DATA SHOWN below:

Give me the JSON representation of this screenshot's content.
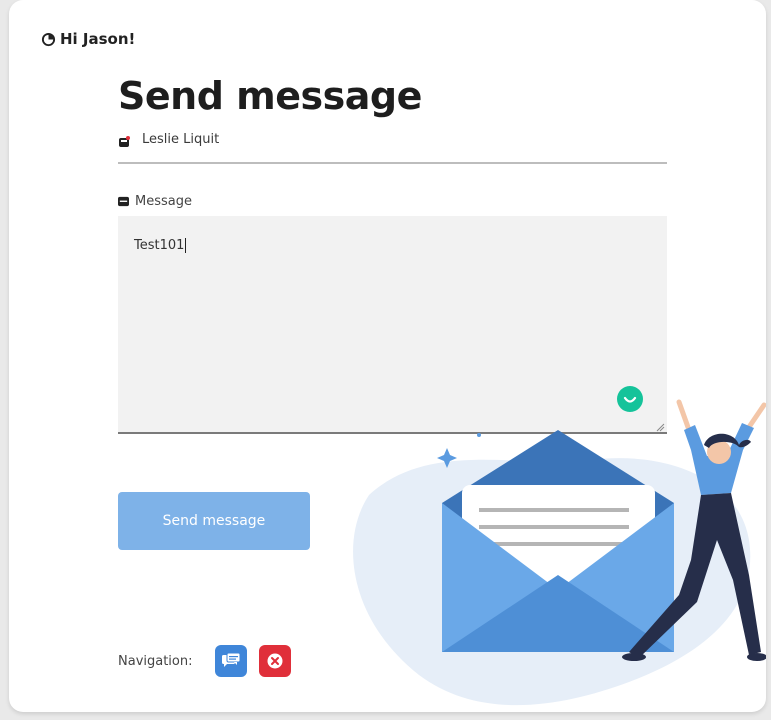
{
  "greeting": "Hi Jason!",
  "page_title": "Send message",
  "recipient": {
    "name": "Leslie Liquit"
  },
  "message": {
    "label": "Message",
    "value": "Test101"
  },
  "send_button_label": "Send message",
  "navigation": {
    "label": "Navigation:",
    "buttons": [
      {
        "icon": "chat-icon",
        "color": "#3f86d9"
      },
      {
        "icon": "close-circle-icon",
        "color": "#e02f3a"
      }
    ]
  },
  "colors": {
    "primary_button": "#7eb2e8",
    "grammarly": "#15c39a"
  }
}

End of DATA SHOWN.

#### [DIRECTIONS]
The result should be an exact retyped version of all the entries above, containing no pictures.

#### [SOLUTION FOR THIS PROBLEM]
Give me the JSON representation of this screenshot's content.
{
  "greeting": "Hi Jason!",
  "page_title": "Send message",
  "recipient": {
    "name": "Leslie Liquit"
  },
  "message": {
    "label": "Message",
    "value": "Test101"
  },
  "send_button_label": "Send message",
  "navigation": {
    "label": "Navigation:",
    "buttons": [
      {
        "icon": "chat-icon",
        "color": "#3f86d9"
      },
      {
        "icon": "close-circle-icon",
        "color": "#e02f3a"
      }
    ]
  },
  "colors": {
    "primary_button": "#7eb2e8",
    "grammarly": "#15c39a"
  }
}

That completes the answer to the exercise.